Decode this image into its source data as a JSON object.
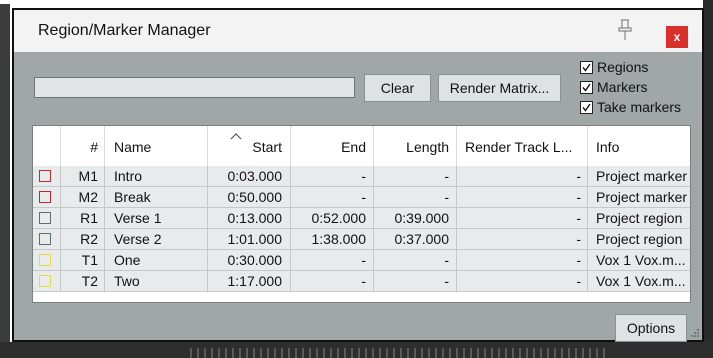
{
  "window": {
    "title": "Region/Marker Manager",
    "close_label": "x"
  },
  "toolbar": {
    "search_value": "",
    "clear_label": "Clear",
    "render_matrix_label": "Render Matrix...",
    "options_label": "Options"
  },
  "filters": [
    {
      "label": "Regions",
      "checked": true
    },
    {
      "label": "Markers",
      "checked": true
    },
    {
      "label": "Take markers",
      "checked": true
    }
  ],
  "table": {
    "columns": [
      "",
      "#",
      "Name",
      "Start",
      "End",
      "Length",
      "Render Track L...",
      "Info"
    ],
    "rows": [
      {
        "color": "#c0282d",
        "id": "M1",
        "name": "Intro",
        "start": "0:03.000",
        "end": "-",
        "length": "-",
        "render": "-",
        "info": "Project marker"
      },
      {
        "color": "#c0282d",
        "id": "M2",
        "name": "Break",
        "start": "0:50.000",
        "end": "-",
        "length": "-",
        "render": "-",
        "info": "Project marker"
      },
      {
        "color": "#5e6e6e",
        "id": "R1",
        "name": "Verse 1",
        "start": "0:13.000",
        "end": "0:52.000",
        "length": "0:39.000",
        "render": "-",
        "info": "Project region"
      },
      {
        "color": "#5e6e6e",
        "id": "R2",
        "name": "Verse 2",
        "start": "1:01.000",
        "end": "1:38.000",
        "length": "0:37.000",
        "render": "-",
        "info": "Project region"
      },
      {
        "color": "#e8d84a",
        "id": "T1",
        "name": "One",
        "start": "0:30.000",
        "end": "-",
        "length": "-",
        "render": "-",
        "info": "Vox 1 Vox.m..."
      },
      {
        "color": "#e8d84a",
        "id": "T2",
        "name": "Two",
        "start": "1:17.000",
        "end": "-",
        "length": "-",
        "render": "-",
        "info": "Vox 1 Vox.m..."
      }
    ]
  }
}
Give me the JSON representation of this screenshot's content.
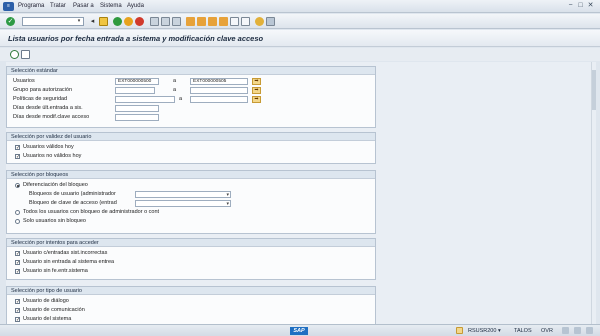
{
  "menubar": {
    "items": [
      "Programa",
      "Tratar",
      "Pasar a",
      "Sistema",
      "Ayuda"
    ],
    "window_controls": [
      "−",
      "□",
      "✕"
    ]
  },
  "toolbar": {
    "command_field": "",
    "icons": [
      "enter-icon",
      "save-icon",
      "back-icon",
      "exit-icon",
      "cancel-icon",
      "print-icon",
      "find-icon",
      "find-next-icon",
      "first-page-icon",
      "prev-page-icon",
      "next-page-icon",
      "last-page-icon",
      "new-session-icon",
      "shortcut-icon",
      "help-icon",
      "customize-icon"
    ]
  },
  "title": "Lista usuarios por fecha entrada a sistema y modificación clave acceso",
  "groups": {
    "seleccion_estandar": {
      "header": "Selección estándar",
      "usuarios_label": "Usuarios",
      "usuarios_from": "EXT000000500",
      "usuarios_to": "EXT000000505",
      "a_label": "a",
      "grupo_label": "Grupo para autorización",
      "politicas_label": "Políticas de seguridad",
      "dias_entrada_label": "Días desde últ.entrada a sis.",
      "dias_clave_label": "Días desde modif.clave acceso"
    },
    "validez": {
      "header": "Selección por validez del usuario",
      "validos_label": "Usuarios válidos hoy",
      "no_validos_label": "Usuarios no válidos hoy"
    },
    "bloqueos": {
      "header": "Selección por bloqueos",
      "diferenciacion_label": "Diferenciación del bloqueo",
      "bloqueo_admin_label": "Bloqueos de usuario (administrador",
      "bloqueo_clave_label": "Bloqueo de clave de acceso (entrad",
      "todos_label": "Todos los usuarios con bloqueo de administrador o cont",
      "solo_label": "Solo usuarios sin bloqueo"
    },
    "intentos": {
      "header": "Selección por intentos para acceder",
      "incorrectas_label": "Usuario c/entradas sist.incorrectas",
      "sin_entrada_label": "Usuario sin entrada al sistema entrea",
      "sin_fe_label": "Usuario sin fe.entr.sistema"
    },
    "tipo": {
      "header": "Selección por tipo de usuario",
      "dialogo_label": "Usuario de diálogo",
      "comunicacion_label": "Usuario de comunicación",
      "sistema_label": "Usuario del sistema"
    }
  },
  "status": {
    "logo": "SAP",
    "program": "RSUSR200",
    "server": "TALOS",
    "mode": "OVR"
  }
}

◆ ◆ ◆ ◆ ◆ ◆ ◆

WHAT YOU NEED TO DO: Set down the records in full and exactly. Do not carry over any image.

YOUR SOLUTION:
Decode this image into its source data as a JSON object.
{
  "window": {
    "title": "Region/Marker Manager",
    "close_label": "x"
  },
  "toolbar": {
    "search_value": "",
    "clear_label": "Clear",
    "render_matrix_label": "Render Matrix...",
    "options_label": "Options"
  },
  "filters": [
    {
      "label": "Regions",
      "checked": true
    },
    {
      "label": "Markers",
      "checked": true
    },
    {
      "label": "Take markers",
      "checked": true
    }
  ],
  "table": {
    "columns": [
      "",
      "#",
      "Name",
      "Start",
      "End",
      "Length",
      "Render Track L...",
      "Info"
    ],
    "rows": [
      {
        "color": "#c0282d",
        "id": "M1",
        "name": "Intro",
        "start": "0:03.000",
        "end": "-",
        "length": "-",
        "render": "-",
        "info": "Project marker"
      },
      {
        "color": "#c0282d",
        "id": "M2",
        "name": "Break",
        "start": "0:50.000",
        "end": "-",
        "length": "-",
        "render": "-",
        "info": "Project marker"
      },
      {
        "color": "#5e6e6e",
        "id": "R1",
        "name": "Verse 1",
        "start": "0:13.000",
        "end": "0:52.000",
        "length": "0:39.000",
        "render": "-",
        "info": "Project region"
      },
      {
        "color": "#5e6e6e",
        "id": "R2",
        "name": "Verse 2",
        "start": "1:01.000",
        "end": "1:38.000",
        "length": "0:37.000",
        "render": "-",
        "info": "Project region"
      },
      {
        "color": "#e8d84a",
        "id": "T1",
        "name": "One",
        "start": "0:30.000",
        "end": "-",
        "length": "-",
        "render": "-",
        "info": "Vox 1 Vox.m..."
      },
      {
        "color": "#e8d84a",
        "id": "T2",
        "name": "Two",
        "start": "1:17.000",
        "end": "-",
        "length": "-",
        "render": "-",
        "info": "Vox 1 Vox.m..."
      }
    ]
  }
}
Give me the JSON representation of this screenshot's content.
{
  "menubar": {
    "items": [
      "Programa",
      "Tratar",
      "Pasar a",
      "Sistema",
      "Ayuda"
    ],
    "window_controls": [
      "−",
      "□",
      "✕"
    ]
  },
  "toolbar": {
    "command_field": "",
    "icons": [
      "enter-icon",
      "save-icon",
      "back-icon",
      "exit-icon",
      "cancel-icon",
      "print-icon",
      "find-icon",
      "find-next-icon",
      "first-page-icon",
      "prev-page-icon",
      "next-page-icon",
      "last-page-icon",
      "new-session-icon",
      "shortcut-icon",
      "help-icon",
      "customize-icon"
    ]
  },
  "title": "Lista usuarios por fecha entrada a sistema y modificación clave acceso",
  "groups": {
    "seleccion_estandar": {
      "header": "Selección estándar",
      "usuarios_label": "Usuarios",
      "usuarios_from": "EXT000000500",
      "usuarios_to": "EXT000000505",
      "a_label": "a",
      "grupo_label": "Grupo para autorización",
      "politicas_label": "Políticas de seguridad",
      "dias_entrada_label": "Días desde últ.entrada a sis.",
      "dias_clave_label": "Días desde modif.clave acceso"
    },
    "validez": {
      "header": "Selección por validez del usuario",
      "validos_label": "Usuarios válidos hoy",
      "no_validos_label": "Usuarios no válidos hoy"
    },
    "bloqueos": {
      "header": "Selección por bloqueos",
      "diferenciacion_label": "Diferenciación del bloqueo",
      "bloqueo_admin_label": "Bloqueos de usuario (administrador",
      "bloqueo_clave_label": "Bloqueo de clave de acceso (entrad",
      "todos_label": "Todos los usuarios con bloqueo de administrador o cont",
      "solo_label": "Solo usuarios sin bloqueo"
    },
    "intentos": {
      "header": "Selección por intentos para acceder",
      "incorrectas_label": "Usuario c/entradas sist.incorrectas",
      "sin_entrada_label": "Usuario sin entrada al sistema entrea",
      "sin_fe_label": "Usuario sin fe.entr.sistema"
    },
    "tipo": {
      "header": "Selección por tipo de usuario",
      "dialogo_label": "Usuario de diálogo",
      "comunicacion_label": "Usuario de comunicación",
      "sistema_label": "Usuario del sistema"
    }
  },
  "status": {
    "logo": "SAP",
    "program": "RSUSR200",
    "server": "TALOS",
    "mode": "OVR"
  }
}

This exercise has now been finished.